I know I'm a little slow in reacting to the Technorati State of the Blogosphere report, but I kept coming back to something I couldn't quite shake. More on that in a minute. First, let's talk about a few of the interesting tidbits about brands and blogging.
"Whether or not a brand has launched a social media strategy, more likely than not, it's already present in the Blogosphere. Four in five bloggers post brand or product reviews, with 37% posting them frequently. 90% of bloggers say they post about the brands, music, movies and books that they love (or hate)."
Yep, folks. People are talking about you, whether you like it or not. More importantly, people are looking for information online, and when they find it, they may not realize they're on a blog. It's just a link they clicked from their Google search.
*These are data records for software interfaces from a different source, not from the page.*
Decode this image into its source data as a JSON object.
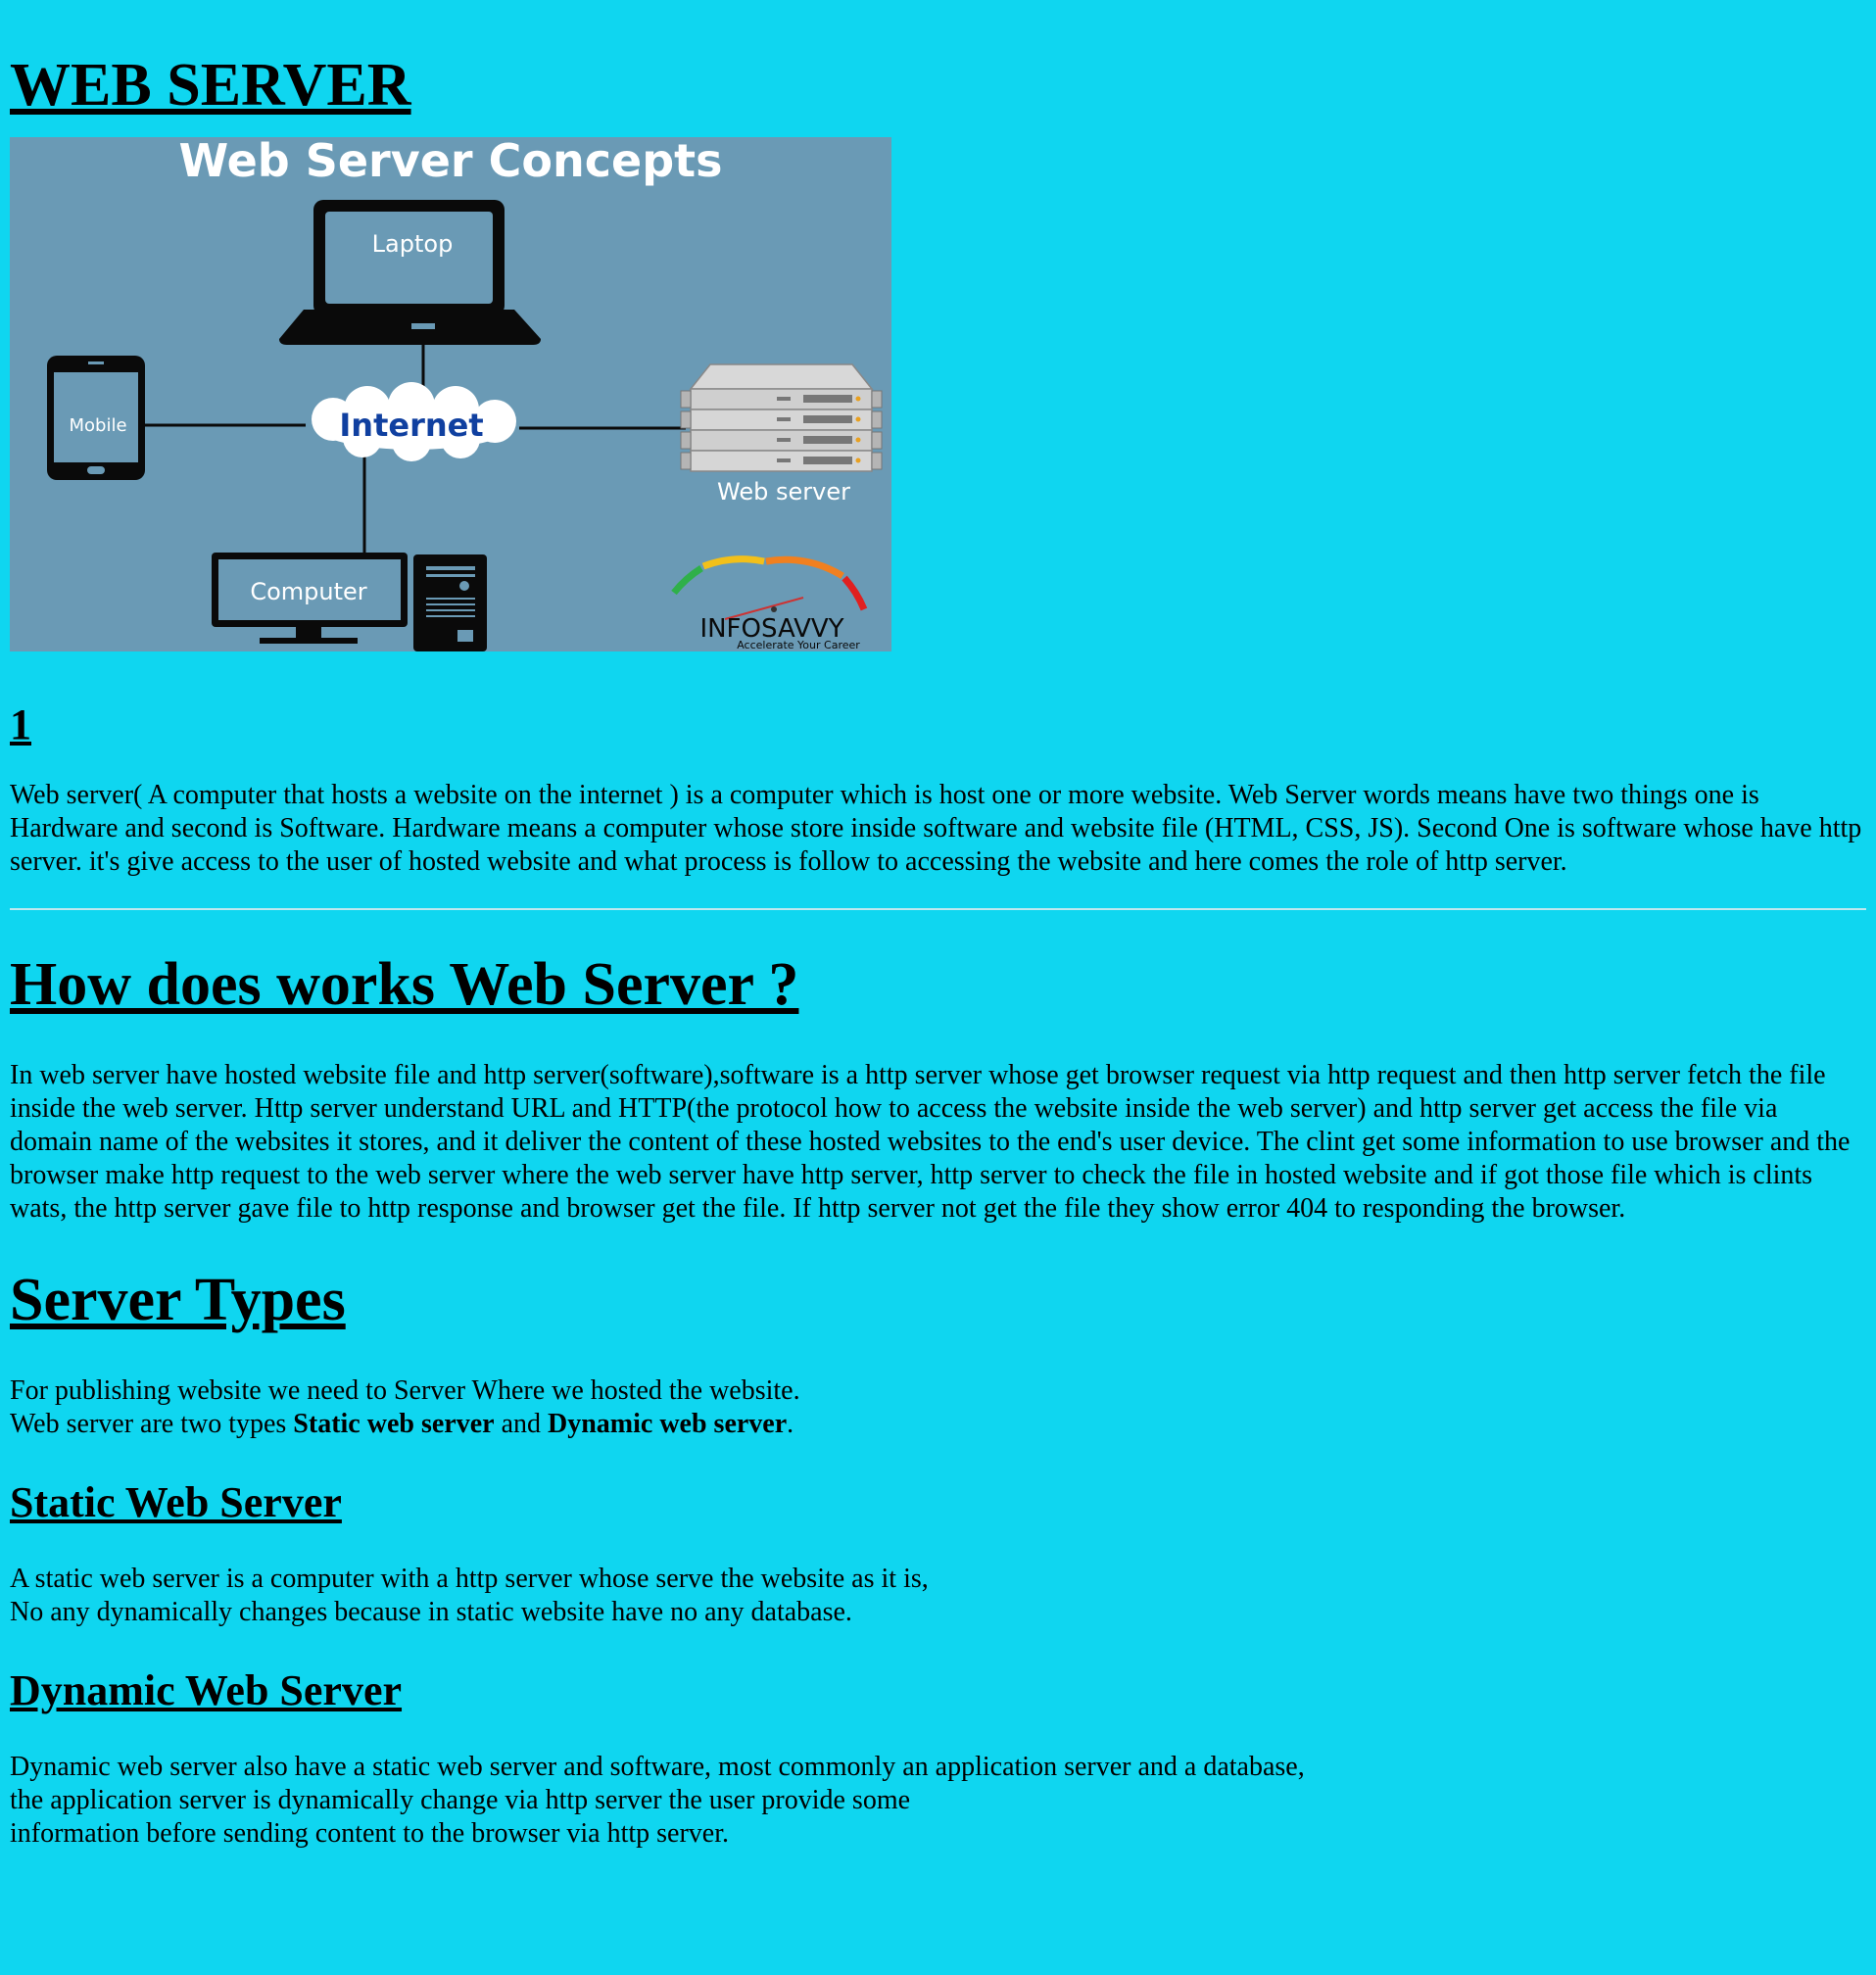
{
  "title": "WEB SERVER",
  "figure": {
    "heading": "Web Server Concepts",
    "laptop": "Laptop",
    "mobile": "Mobile",
    "internet": "Internet",
    "webserver": "Web server",
    "computer": "Computer",
    "brand": "INFOSAVVY",
    "tagline": "Accelerate Your Career",
    "colors": {
      "bg": "#6a9ab5",
      "line": "#0a0a0a",
      "internet_text": "#1040a0"
    }
  },
  "section1": {
    "heading": "1",
    "para": "Web server( A computer that hosts a website on the internet ) is a computer which is host one or more website. Web Server words means have two things one is Hardware and second is Software. Hardware means a computer whose store inside software and website file (HTML, CSS, JS). Second One is software whose have http server. it's give access to the user of hosted website and what process is follow to accessing the website and here comes the role of http server."
  },
  "how": {
    "heading": "How does works Web Server ?",
    "para": "In web server have hosted website file and http server(software),software is a http server whose get browser request via http request and then http server fetch the file inside the web server. Http server understand URL and HTTP(the protocol how to access the website inside the web server) and http server get access the file via domain name of the websites it stores, and it deliver the content of these hosted websites to the end's user device. The clint get some information to use browser and the browser make http request to the web server where the web server have http server, http server to check the file in hosted website and if got those file which is clints wats, the http server gave file to http response and browser get the file. If http server not get the file they show error 404 to responding the browser."
  },
  "types": {
    "heading": "Server Types",
    "line1": "For publishing website we need to Server Where we hosted the website.",
    "line2_prefix": "Web server are two types ",
    "static_bold": "Static web server",
    "and": " and ",
    "dynamic_bold": "Dynamic web server",
    "period": "."
  },
  "static": {
    "heading": "Static Web Server",
    "line1": "A static web server is a computer with a http server whose serve the website as it is,",
    "line2": "No any dynamically changes because in static website have no any database."
  },
  "dynamic": {
    "heading": "Dynamic Web Server",
    "line1": "Dynamic web server also have a static web server and software, most commonly an application server and a database,",
    "line2": "the application server is dynamically change via http server the user provide some",
    "line3": "information before sending content to the browser via http server."
  }
}
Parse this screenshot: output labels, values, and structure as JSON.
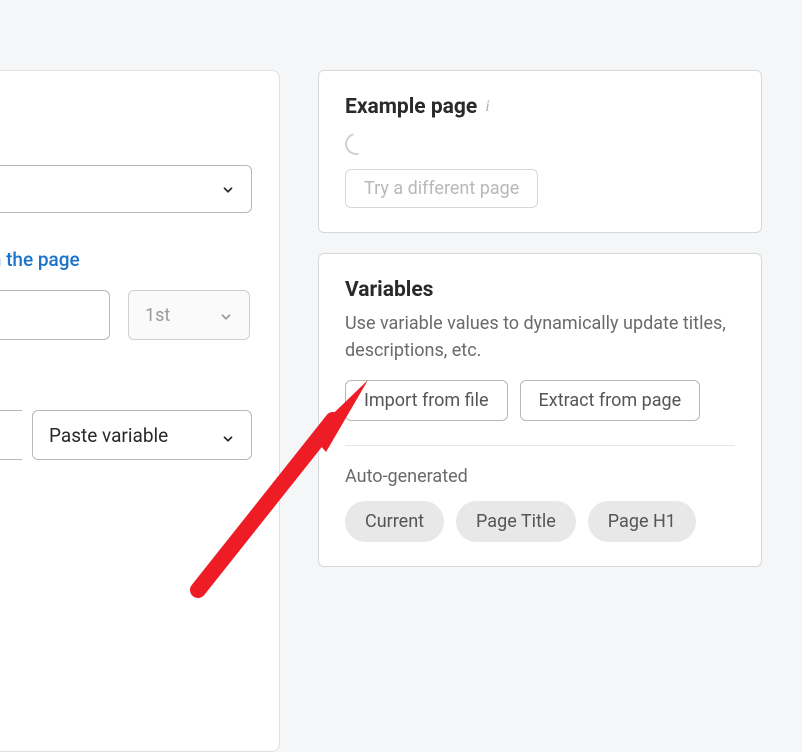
{
  "left": {
    "link_text": "on the page",
    "ordinal_value": "1st",
    "paste_variable_label": "Paste variable"
  },
  "example_page": {
    "title": "Example page",
    "try_button": "Try a different page"
  },
  "variables": {
    "title": "Variables",
    "description": "Use variable values to dynamically update titles, descriptions, etc.",
    "import_button": "Import from file",
    "extract_button": "Extract from page",
    "auto_label": "Auto-generated",
    "pills": [
      "Current",
      "Page Title",
      "Page H1"
    ]
  }
}
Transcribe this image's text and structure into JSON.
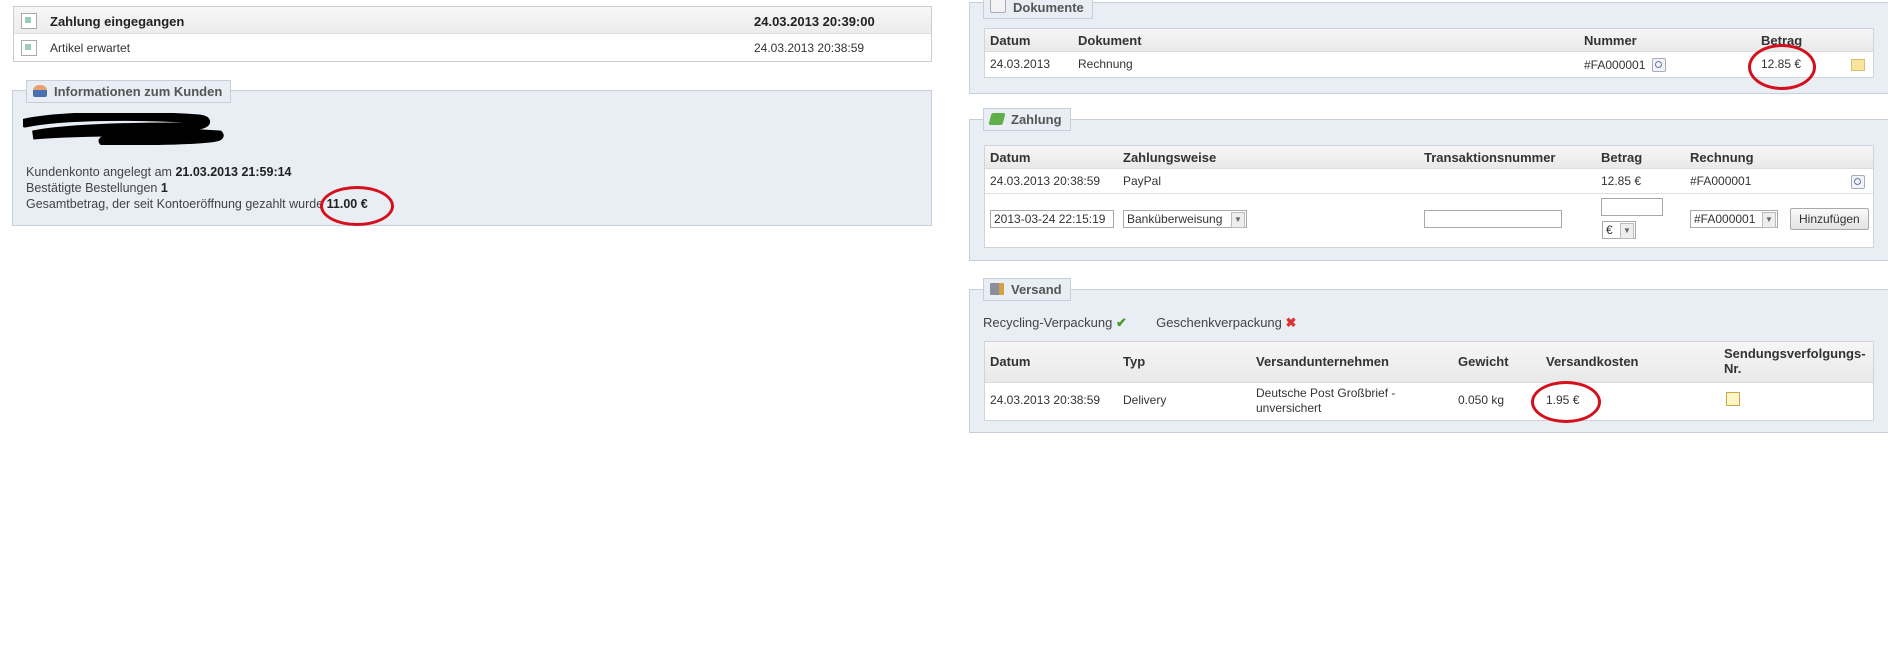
{
  "history": {
    "rows": [
      {
        "status": "Zahlung eingegangen",
        "date": "24.03.2013 20:39:00"
      },
      {
        "status": "Artikel erwartet",
        "date": "24.03.2013 20:38:59"
      }
    ]
  },
  "customer": {
    "title": "Informationen zum Kunden",
    "account_label": "Kundenkonto angelegt am",
    "account_date": "21.03.2013 21:59:14",
    "orders_label": "Bestätigte Bestellungen",
    "orders_count": "1",
    "total_label": "Gesamtbetrag, der seit Kontoeröffnung gezahlt wurde",
    "total_value": "11.00 €"
  },
  "documents": {
    "title": "Dokumente",
    "headers": [
      "Datum",
      "Dokument",
      "Nummer",
      "Betrag"
    ],
    "row": {
      "date": "24.03.2013",
      "document": "Rechnung",
      "number": "#FA000001",
      "amount": "12.85 €"
    }
  },
  "payment": {
    "title": "Zahlung",
    "headers": [
      "Datum",
      "Zahlungsweise",
      "Transaktionsnummer",
      "Betrag",
      "Rechnung"
    ],
    "row": {
      "date": "24.03.2013 20:38:59",
      "method": "PayPal",
      "transaction": "",
      "amount": "12.85 €",
      "invoice": "#FA000001"
    },
    "form": {
      "date_value": "2013-03-24 22:15:19",
      "method_value": "Banküberweisung",
      "transaction_value": "",
      "amount_value": "",
      "currency_value": "€",
      "invoice_value": "#FA000001",
      "add_label": "Hinzufügen"
    }
  },
  "shipping": {
    "title": "Versand",
    "recycling_label": "Recycling-Verpackung",
    "gift_label": "Geschenkverpackung",
    "headers": [
      "Datum",
      "Typ",
      "Versandunternehmen",
      "Gewicht",
      "Versandkosten",
      "Sendungsverfolgungs-Nr."
    ],
    "row": {
      "date": "24.03.2013 20:38:59",
      "type": "Delivery",
      "carrier": "Deutsche Post Großbrief - unversichert",
      "weight": "0.050 kg",
      "cost": "1.95 €"
    }
  },
  "colors": {
    "highlight": "#d3101c",
    "panel_bg": "#e9edf4",
    "check": "#4a9a2a",
    "cross": "#e03030"
  }
}
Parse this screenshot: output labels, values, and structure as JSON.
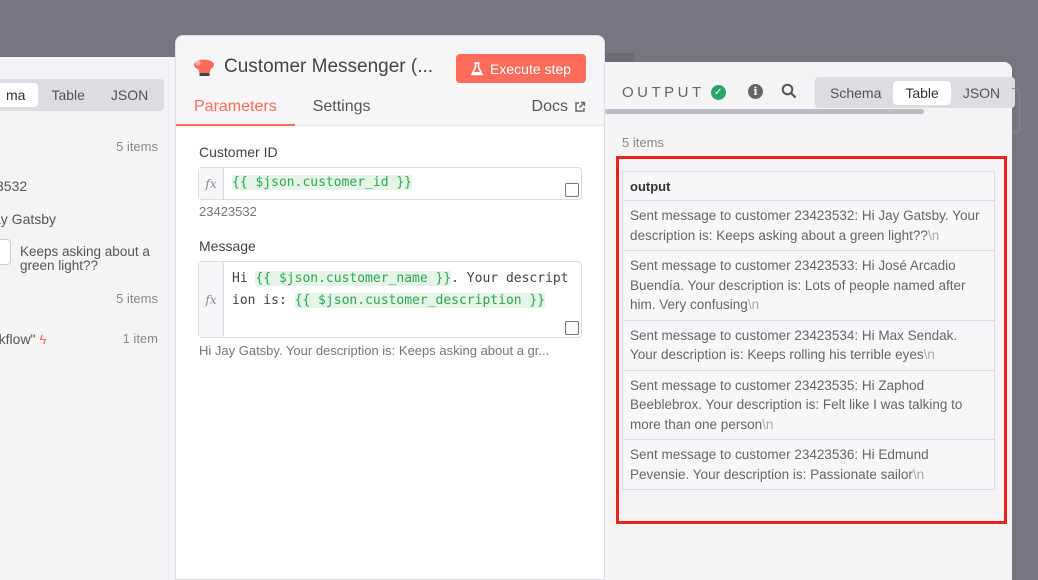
{
  "left": {
    "tabs": [
      "ma",
      "Table",
      "JSON"
    ],
    "active_tab": 0,
    "count1": "5 items",
    "frag_id": "3532",
    "frag_name": "ay Gatsby",
    "desc": "Keeps asking about a green light??",
    "count2": "5 items",
    "workflow": "rkflow\"",
    "workflow_count": "1 item"
  },
  "node": {
    "title": "Customer Messenger (...",
    "execute_label": "Execute step",
    "tabs": [
      "Parameters",
      "Settings"
    ],
    "docs_label": "Docs",
    "fx": "fx",
    "customer_id_label": "Customer ID",
    "customer_id_expr": "{{ $json.customer_id }}",
    "customer_id_result": "23423532",
    "message_label": "Message",
    "message_expr_pre": "Hi ",
    "message_expr_tok1": "{{ $json.customer_name }}",
    "message_expr_mid": ". Your description is: ",
    "message_expr_tok2": "{{ $json.customer_description }}",
    "message_result": "Hi Jay Gatsby. Your description is: Keeps asking about a gr..."
  },
  "output": {
    "title": "OUTPUT",
    "tabs": [
      "Schema",
      "Table",
      "JSON"
    ],
    "count": "5 items",
    "column": "output",
    "newline_marker": "\\n",
    "rows": [
      "Sent message to customer 23423532:  Hi Jay Gatsby. Your description is: Keeps asking about a green light??",
      "Sent message to customer 23423533:  Hi José Arcadio Buendía. Your description is: Lots of people named after him. Very confusing",
      "Sent message to customer 23423534:  Hi Max Sendak. Your description is: Keeps rolling his terrible eyes",
      "Sent message to customer 23423535:  Hi Zaphod Beeblebrox. Your description is: Felt like I was talking to more than one person",
      "Sent message to customer 23423536:  Hi Edmund Pevensie. Your description is: Passionate sailor"
    ]
  },
  "colors": {
    "accent": "#ff6d5a",
    "success": "#29a568",
    "token_bg": "#e5f4e8",
    "token_fg": "#2da94f",
    "highlight": "#e8221c"
  }
}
Social media users tend to label our tools and put them in buckets - blogging, microblogging, crowdsourcing, whatever. But the people that FIND information on the web aren't classifying things the same way we are. They just want to know what people are saying about the laptop they're thinking of buying, or the hotel they're thinking of staying at. When they click on a link, it may not register with them that it's a blog or a forum post or a mainstream news article online, but it's the information they're after. But they ARE looking for it, so we ought to be putting it in places they can find it and - perhaps more importantly - interact and react to it.
"Company information or gossip and everyday retail experiences are fodder for the majority of bloggers."
Which means people want to talk about you, and given no other choice, will use the information they find to make judgments about your business. It's ever more important that you as the brand are contributing your voice and perspective to the conversation, and showing that other people's viewpoints matter to you, too.
But here's my word of caution. The report is decidedly slanted - Technorati (fittingly) only surveyed bloggers for this report. I understand that they're trying to take the pulse of THEIR community - the bloggers - and understand how and why they do what they do.
But if you're a consultant or company looking at this information, be careful not to overinflate some of the findings, and recognize that they're from a plugged-in audience. Of course they're going to predict the continued growth of blogs and the demise of print - that's the world they live in. Of course they're going to believe that blogs' influence will get ever greater in the grand communications highway - it's part of the sea change that they're creating.
I believe these things - I do. I work with lots of people to understand and tap the potential of marketing through social media - blogging included - and I think blogging is a powerful, accessible medium that really has changed the face of media. But the fishbowl can make you see things through curved glass.
So I'll end by saying that once again, we all need to be mindful of the individual business value of these tools, the important factors for consideration, and how they integrate into the larger landscape. Traditional methods of communication can still be very viable, and even more powerful when enhanced with carefully selected social media tools to transform a message into a dialogue.
And the conversation is only as good as the quality of its participants. More on that later this week...
Link to original post